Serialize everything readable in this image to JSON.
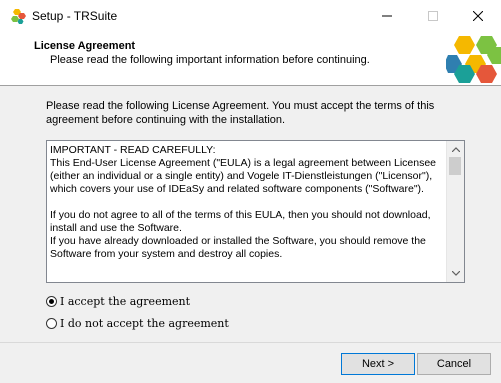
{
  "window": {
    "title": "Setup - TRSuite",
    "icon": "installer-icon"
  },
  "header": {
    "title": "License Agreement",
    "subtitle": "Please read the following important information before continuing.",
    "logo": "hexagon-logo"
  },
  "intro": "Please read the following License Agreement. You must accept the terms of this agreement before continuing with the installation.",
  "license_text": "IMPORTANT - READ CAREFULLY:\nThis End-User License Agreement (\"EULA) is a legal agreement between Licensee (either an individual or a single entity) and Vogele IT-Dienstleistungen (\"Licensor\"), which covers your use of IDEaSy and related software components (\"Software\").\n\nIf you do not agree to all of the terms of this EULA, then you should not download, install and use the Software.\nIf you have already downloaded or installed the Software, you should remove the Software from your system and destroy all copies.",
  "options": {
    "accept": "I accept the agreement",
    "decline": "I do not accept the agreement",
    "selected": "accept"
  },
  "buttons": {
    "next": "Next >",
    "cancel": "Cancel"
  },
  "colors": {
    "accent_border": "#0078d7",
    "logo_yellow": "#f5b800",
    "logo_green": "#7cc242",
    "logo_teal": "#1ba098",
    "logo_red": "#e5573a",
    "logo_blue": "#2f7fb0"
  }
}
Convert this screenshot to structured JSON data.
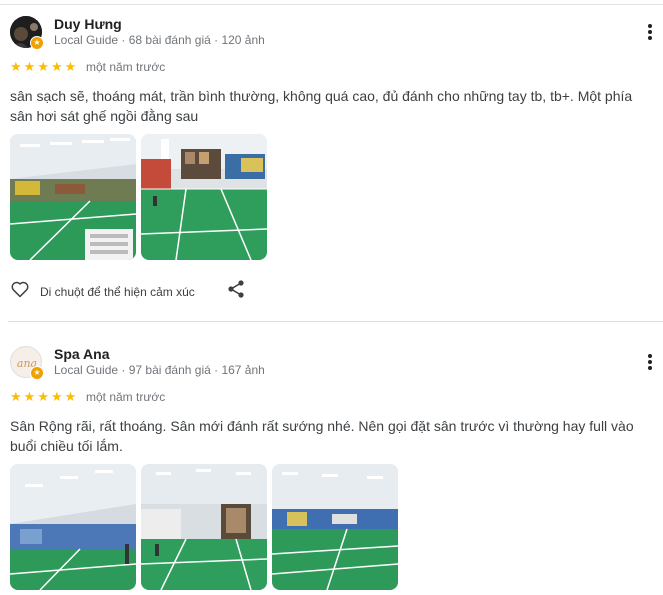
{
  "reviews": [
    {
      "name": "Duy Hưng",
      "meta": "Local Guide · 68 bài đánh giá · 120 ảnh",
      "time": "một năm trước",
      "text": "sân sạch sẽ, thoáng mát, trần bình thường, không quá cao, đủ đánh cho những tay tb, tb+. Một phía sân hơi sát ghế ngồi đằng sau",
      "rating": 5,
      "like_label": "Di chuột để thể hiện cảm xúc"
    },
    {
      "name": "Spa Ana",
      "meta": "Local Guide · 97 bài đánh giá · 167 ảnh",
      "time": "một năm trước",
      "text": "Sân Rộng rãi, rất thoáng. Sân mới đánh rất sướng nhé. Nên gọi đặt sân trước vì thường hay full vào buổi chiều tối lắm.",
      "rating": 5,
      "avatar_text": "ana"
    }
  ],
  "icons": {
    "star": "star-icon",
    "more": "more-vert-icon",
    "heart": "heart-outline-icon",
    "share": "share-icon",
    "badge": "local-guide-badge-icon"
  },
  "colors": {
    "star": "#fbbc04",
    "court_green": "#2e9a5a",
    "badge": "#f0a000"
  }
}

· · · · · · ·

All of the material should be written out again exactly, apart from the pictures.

Serialize everything readable in this image to JSON.
{
  "window": {
    "title": "Setup - TRSuite",
    "icon": "installer-icon"
  },
  "header": {
    "title": "License Agreement",
    "subtitle": "Please read the following important information before continuing.",
    "logo": "hexagon-logo"
  },
  "intro": "Please read the following License Agreement. You must accept the terms of this agreement before continuing with the installation.",
  "license_text": "IMPORTANT - READ CAREFULLY:\nThis End-User License Agreement (\"EULA) is a legal agreement between Licensee (either an individual or a single entity) and Vogele IT-Dienstleistungen (\"Licensor\"), which covers your use of IDEaSy and related software components (\"Software\").\n\nIf you do not agree to all of the terms of this EULA, then you should not download, install and use the Software.\nIf you have already downloaded or installed the Software, you should remove the Software from your system and destroy all copies.",
  "options": {
    "accept": "I accept the agreement",
    "decline": "I do not accept the agreement",
    "selected": "accept"
  },
  "buttons": {
    "next": "Next >",
    "cancel": "Cancel"
  },
  "colors": {
    "accent_border": "#0078d7",
    "logo_yellow": "#f5b800",
    "logo_green": "#7cc242",
    "logo_teal": "#1ba098",
    "logo_red": "#e5573a",
    "logo_blue": "#2f7fb0"
  }
}
Convert this screenshot to structured JSON data.
{
  "reviews": [
    {
      "name": "Duy Hưng",
      "meta": "Local Guide · 68 bài đánh giá · 120 ảnh",
      "time": "một năm trước",
      "text": "sân sạch sẽ, thoáng mát, trần bình thường, không quá cao, đủ đánh cho những tay tb, tb+. Một phía sân hơi sát ghế ngồi đằng sau",
      "rating": 5,
      "like_label": "Di chuột để thể hiện cảm xúc"
    },
    {
      "name": "Spa Ana",
      "meta": "Local Guide · 97 bài đánh giá · 167 ảnh",
      "time": "một năm trước",
      "text": "Sân Rộng rãi, rất thoáng. Sân mới đánh rất sướng nhé. Nên gọi đặt sân trước vì thường hay full vào buổi chiều tối lắm.",
      "rating": 5,
      "avatar_text": "ana"
    }
  ],
  "icons": {
    "star": "star-icon",
    "more": "more-vert-icon",
    "heart": "heart-outline-icon",
    "share": "share-icon",
    "badge": "local-guide-badge-icon"
  },
  "colors": {
    "star": "#fbbc04",
    "court_green": "#2e9a5a",
    "badge": "#f0a000"
  }
}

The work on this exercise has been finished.